§ Task requirements: Read through the records. Copy each line that has the word "this".

§ Dataset entries:
☆ ☆ ☆ ☆ ☆ ☆ ☆

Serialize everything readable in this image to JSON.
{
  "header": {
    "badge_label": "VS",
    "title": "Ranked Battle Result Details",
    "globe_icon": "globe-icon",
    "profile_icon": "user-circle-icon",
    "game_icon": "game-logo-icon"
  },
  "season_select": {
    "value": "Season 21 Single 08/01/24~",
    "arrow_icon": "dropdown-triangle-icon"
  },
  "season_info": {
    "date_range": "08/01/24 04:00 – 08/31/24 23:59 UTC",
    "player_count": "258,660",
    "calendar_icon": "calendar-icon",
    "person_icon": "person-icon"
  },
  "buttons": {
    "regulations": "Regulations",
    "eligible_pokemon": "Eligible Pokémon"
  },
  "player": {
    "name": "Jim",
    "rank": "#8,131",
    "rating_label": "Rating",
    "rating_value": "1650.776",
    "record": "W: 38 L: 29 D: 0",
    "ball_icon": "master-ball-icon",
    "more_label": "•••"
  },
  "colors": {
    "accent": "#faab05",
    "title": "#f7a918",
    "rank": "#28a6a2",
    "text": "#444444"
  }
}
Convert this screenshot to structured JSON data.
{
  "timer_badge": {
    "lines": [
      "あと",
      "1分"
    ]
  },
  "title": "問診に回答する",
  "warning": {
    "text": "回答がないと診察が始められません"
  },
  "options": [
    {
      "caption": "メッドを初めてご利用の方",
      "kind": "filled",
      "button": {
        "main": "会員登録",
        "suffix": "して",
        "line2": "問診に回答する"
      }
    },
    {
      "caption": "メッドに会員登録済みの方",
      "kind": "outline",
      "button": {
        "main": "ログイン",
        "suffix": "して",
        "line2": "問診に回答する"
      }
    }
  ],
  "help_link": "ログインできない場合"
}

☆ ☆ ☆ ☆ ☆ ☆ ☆

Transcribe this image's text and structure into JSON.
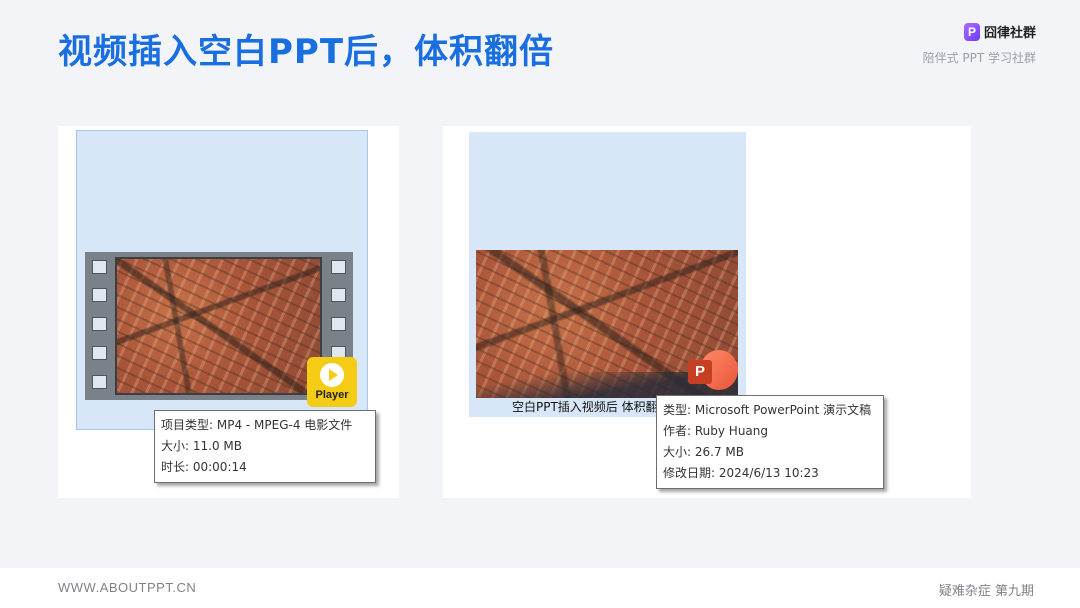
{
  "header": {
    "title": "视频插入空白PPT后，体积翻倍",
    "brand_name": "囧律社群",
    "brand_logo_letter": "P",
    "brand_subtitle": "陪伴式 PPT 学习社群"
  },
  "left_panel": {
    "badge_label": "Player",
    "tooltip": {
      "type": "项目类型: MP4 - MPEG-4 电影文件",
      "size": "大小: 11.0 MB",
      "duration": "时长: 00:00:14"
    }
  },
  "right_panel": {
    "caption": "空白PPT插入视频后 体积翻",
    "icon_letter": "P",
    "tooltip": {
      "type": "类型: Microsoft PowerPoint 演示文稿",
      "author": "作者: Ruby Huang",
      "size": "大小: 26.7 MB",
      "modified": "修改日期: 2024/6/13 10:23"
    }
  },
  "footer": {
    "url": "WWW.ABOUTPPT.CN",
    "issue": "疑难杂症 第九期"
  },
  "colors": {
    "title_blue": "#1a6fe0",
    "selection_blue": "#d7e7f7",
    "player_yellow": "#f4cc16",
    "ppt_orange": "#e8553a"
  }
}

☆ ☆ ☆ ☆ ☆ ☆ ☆

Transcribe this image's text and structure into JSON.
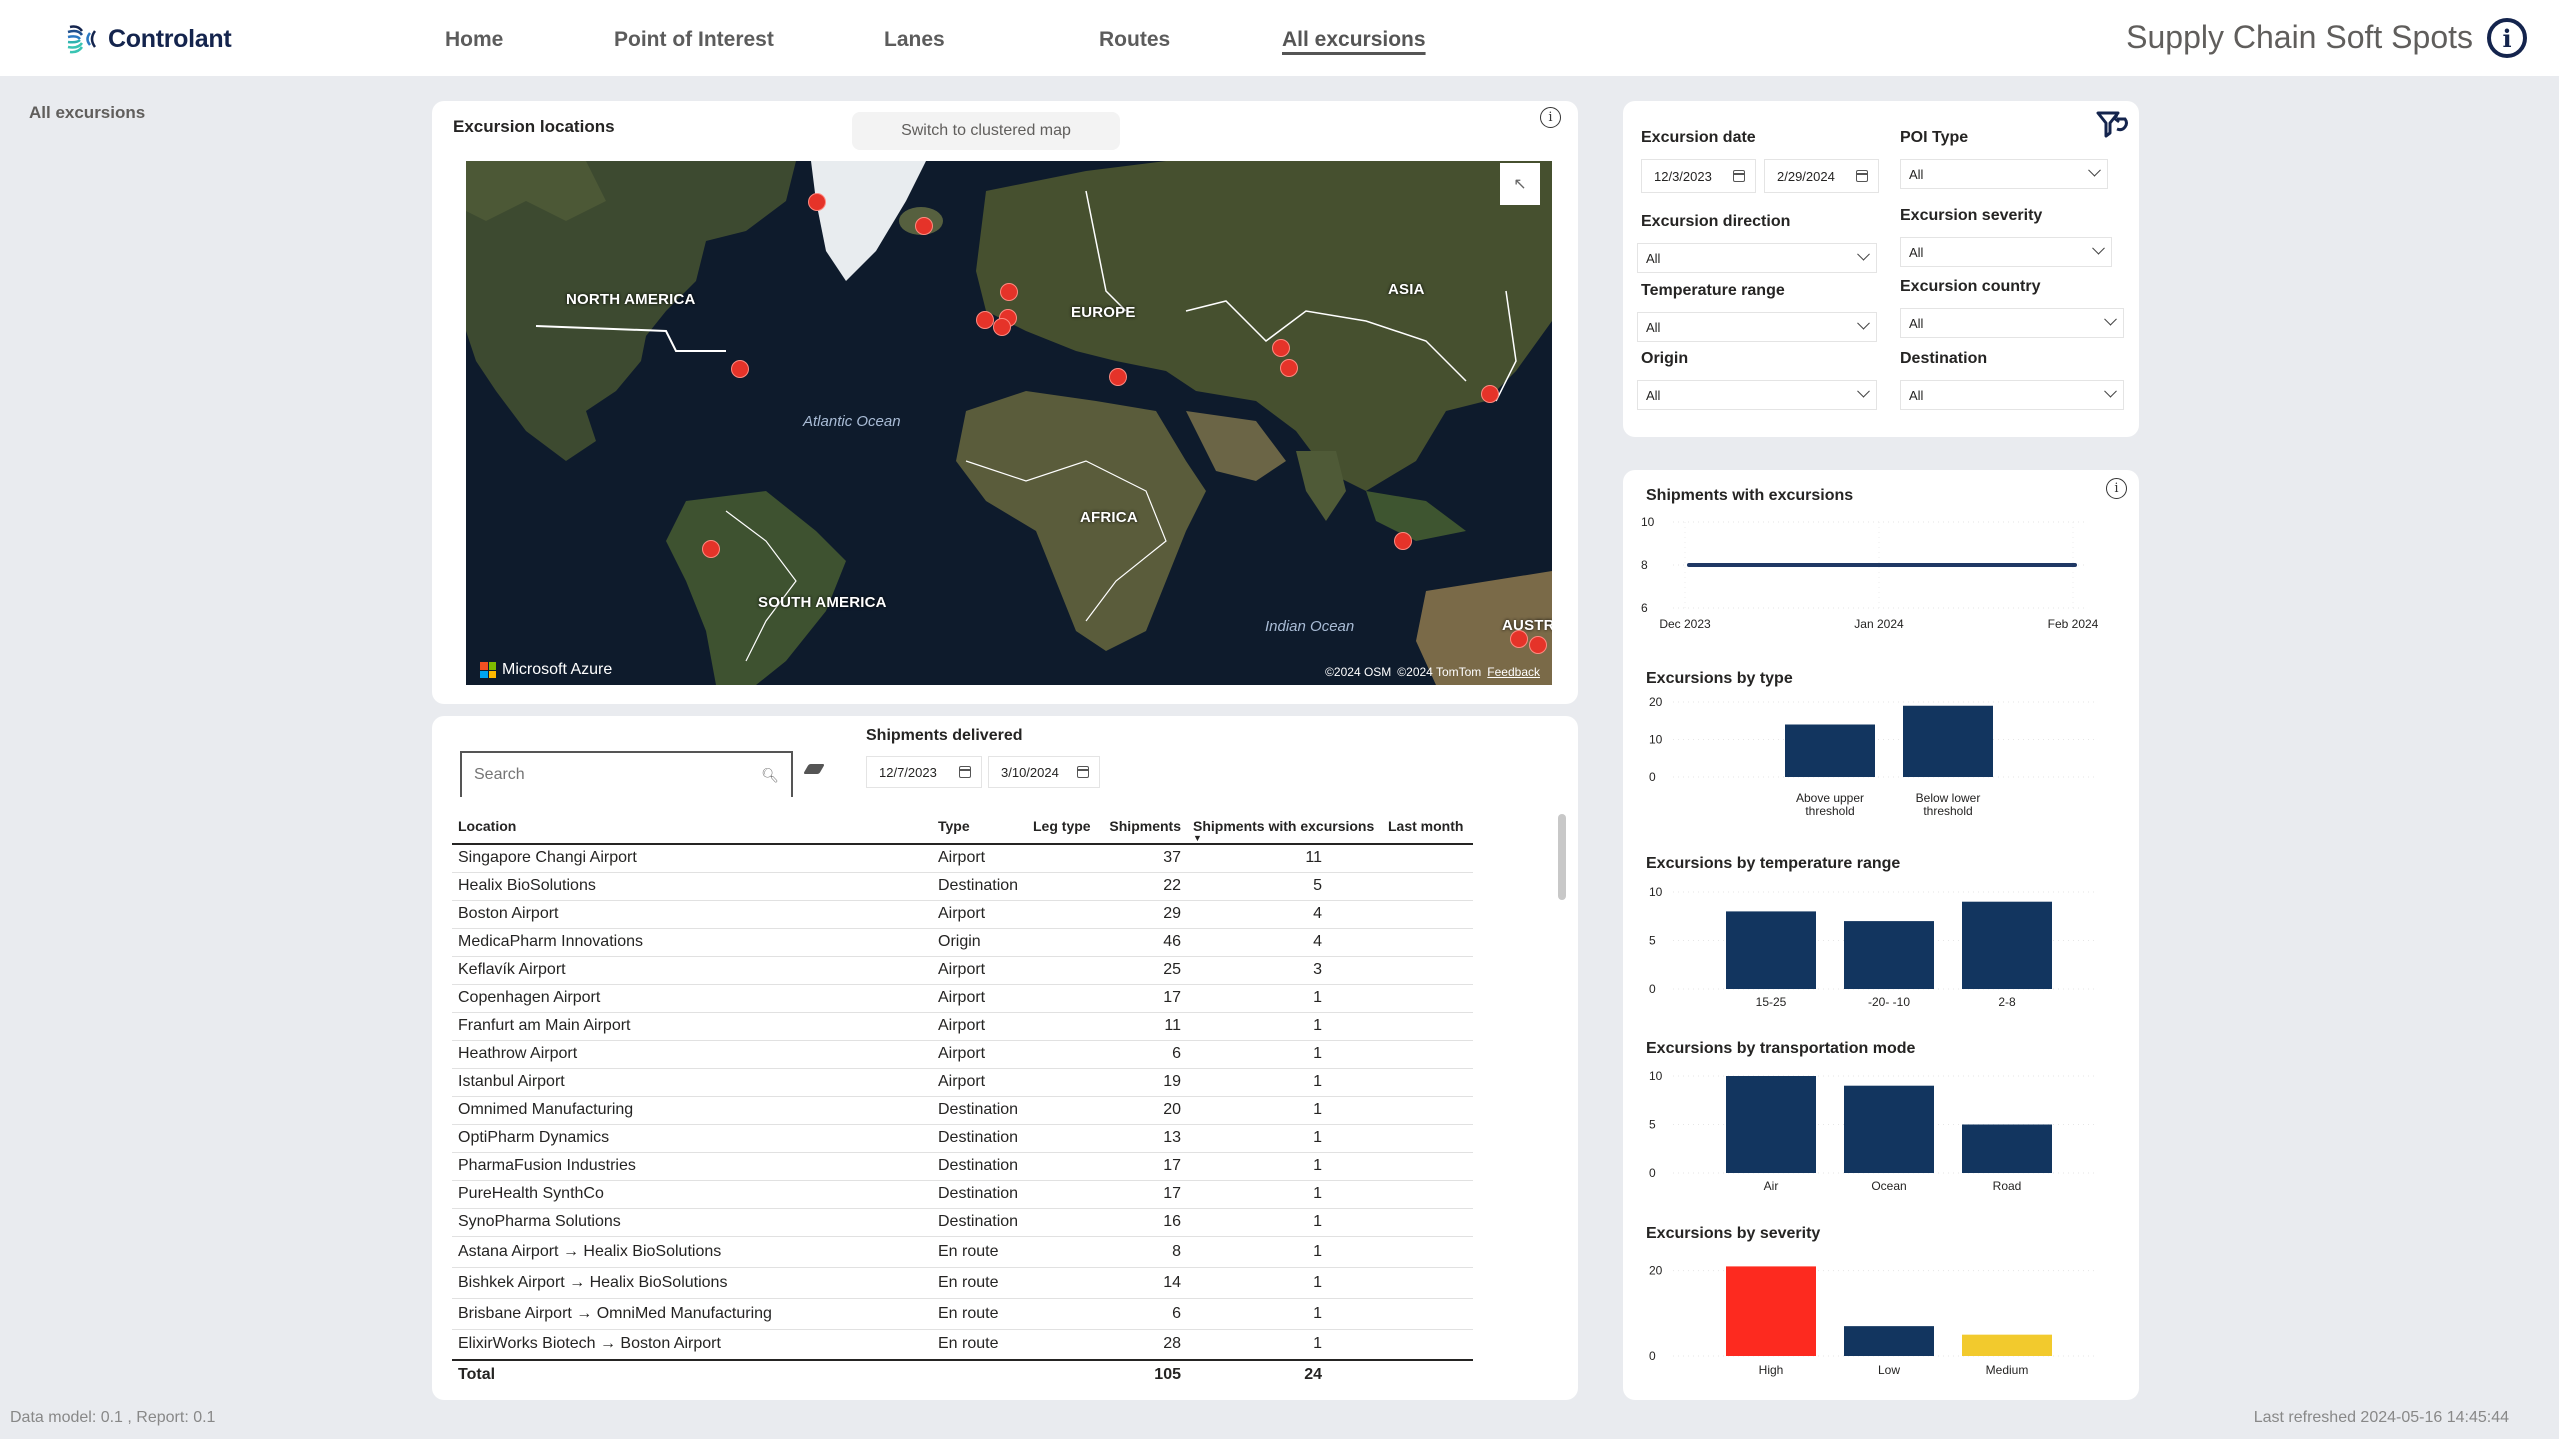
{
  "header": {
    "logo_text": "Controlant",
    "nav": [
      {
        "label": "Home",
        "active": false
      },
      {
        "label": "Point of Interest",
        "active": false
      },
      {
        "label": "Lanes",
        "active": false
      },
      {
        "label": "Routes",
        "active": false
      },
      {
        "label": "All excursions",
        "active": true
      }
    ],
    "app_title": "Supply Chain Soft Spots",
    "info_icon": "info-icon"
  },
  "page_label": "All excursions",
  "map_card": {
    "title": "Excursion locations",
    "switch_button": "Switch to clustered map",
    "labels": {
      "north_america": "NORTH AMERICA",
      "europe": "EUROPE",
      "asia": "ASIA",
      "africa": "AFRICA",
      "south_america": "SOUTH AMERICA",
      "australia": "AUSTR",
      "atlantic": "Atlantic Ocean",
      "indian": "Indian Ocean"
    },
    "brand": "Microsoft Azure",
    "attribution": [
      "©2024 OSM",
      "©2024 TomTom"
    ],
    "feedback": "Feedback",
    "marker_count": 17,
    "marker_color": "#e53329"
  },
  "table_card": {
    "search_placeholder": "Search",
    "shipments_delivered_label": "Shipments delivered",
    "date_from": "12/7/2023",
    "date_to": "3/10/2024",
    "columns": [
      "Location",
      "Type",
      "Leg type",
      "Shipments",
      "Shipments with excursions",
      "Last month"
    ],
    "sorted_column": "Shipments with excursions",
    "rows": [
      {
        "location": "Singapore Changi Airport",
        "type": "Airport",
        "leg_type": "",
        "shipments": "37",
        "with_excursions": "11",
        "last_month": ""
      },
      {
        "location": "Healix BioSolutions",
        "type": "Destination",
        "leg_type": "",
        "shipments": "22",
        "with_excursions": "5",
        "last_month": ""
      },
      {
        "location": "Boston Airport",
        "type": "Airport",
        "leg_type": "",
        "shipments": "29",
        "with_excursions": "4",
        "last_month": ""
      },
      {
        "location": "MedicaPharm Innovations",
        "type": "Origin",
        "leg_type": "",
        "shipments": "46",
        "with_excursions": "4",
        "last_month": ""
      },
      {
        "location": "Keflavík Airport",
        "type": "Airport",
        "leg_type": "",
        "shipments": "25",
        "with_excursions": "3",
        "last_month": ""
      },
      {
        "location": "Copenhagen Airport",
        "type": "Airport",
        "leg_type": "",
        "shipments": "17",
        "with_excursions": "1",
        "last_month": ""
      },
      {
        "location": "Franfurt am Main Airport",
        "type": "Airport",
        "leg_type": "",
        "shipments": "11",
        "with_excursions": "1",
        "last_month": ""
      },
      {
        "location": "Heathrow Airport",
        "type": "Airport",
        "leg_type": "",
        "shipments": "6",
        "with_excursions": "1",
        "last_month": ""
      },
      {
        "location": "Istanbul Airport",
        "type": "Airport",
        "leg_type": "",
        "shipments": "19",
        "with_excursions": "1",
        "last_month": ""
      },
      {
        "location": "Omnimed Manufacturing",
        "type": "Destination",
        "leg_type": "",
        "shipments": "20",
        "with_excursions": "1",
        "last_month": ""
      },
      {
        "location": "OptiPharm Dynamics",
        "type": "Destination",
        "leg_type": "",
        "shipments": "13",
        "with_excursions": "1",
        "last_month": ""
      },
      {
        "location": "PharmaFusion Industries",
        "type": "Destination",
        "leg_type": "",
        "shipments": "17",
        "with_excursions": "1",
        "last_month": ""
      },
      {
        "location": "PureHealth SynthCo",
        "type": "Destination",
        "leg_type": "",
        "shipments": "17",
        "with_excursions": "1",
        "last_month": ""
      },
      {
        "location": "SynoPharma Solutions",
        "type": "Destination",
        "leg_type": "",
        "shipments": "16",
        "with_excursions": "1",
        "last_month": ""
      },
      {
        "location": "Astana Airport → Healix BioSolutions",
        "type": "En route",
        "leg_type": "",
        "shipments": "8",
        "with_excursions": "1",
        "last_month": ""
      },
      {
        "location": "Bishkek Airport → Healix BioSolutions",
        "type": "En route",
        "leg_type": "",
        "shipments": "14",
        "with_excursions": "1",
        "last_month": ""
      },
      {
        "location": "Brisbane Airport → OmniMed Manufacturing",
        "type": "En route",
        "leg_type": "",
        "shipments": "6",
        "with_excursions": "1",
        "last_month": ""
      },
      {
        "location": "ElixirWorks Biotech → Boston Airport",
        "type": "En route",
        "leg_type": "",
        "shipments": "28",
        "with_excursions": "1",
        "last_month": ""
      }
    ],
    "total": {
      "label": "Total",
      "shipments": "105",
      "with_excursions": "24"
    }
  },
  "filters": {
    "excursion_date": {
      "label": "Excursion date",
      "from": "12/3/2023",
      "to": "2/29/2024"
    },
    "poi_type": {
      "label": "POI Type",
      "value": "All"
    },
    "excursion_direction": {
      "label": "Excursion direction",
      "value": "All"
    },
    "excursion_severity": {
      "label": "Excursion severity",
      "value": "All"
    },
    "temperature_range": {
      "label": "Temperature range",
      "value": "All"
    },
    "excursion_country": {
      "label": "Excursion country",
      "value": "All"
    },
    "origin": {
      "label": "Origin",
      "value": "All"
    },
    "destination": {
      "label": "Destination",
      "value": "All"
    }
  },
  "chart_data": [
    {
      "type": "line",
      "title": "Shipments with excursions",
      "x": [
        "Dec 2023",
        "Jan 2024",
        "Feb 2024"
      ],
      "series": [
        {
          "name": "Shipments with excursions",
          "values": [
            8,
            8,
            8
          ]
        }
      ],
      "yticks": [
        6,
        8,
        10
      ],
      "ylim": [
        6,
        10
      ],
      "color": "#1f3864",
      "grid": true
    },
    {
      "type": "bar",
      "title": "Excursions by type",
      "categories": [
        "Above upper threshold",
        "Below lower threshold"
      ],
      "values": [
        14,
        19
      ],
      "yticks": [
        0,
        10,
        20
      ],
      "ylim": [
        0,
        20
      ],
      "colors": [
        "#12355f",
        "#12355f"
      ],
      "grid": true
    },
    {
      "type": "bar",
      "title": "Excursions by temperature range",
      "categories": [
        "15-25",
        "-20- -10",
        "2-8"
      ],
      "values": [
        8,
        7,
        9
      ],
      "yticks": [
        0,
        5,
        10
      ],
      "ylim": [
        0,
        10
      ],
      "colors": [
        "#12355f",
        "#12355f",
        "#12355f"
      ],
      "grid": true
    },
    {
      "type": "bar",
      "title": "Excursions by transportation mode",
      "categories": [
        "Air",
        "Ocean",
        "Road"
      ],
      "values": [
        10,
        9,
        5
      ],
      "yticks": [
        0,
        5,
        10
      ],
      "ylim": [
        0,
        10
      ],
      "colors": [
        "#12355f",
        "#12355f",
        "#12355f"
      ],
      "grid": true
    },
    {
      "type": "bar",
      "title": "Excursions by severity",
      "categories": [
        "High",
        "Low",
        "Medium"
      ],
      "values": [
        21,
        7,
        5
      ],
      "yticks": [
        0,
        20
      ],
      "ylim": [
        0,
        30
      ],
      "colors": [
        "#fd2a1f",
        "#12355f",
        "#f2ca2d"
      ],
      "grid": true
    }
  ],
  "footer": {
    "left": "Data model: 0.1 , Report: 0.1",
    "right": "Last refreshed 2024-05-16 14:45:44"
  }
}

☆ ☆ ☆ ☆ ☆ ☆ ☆

§ Problem solution:
Serialize everything readable in this image to JSON.
Convert this screenshot to structured JSON data.
Transcribe this image's text and structure into JSON.
Transcribe this image's text and structure into JSON.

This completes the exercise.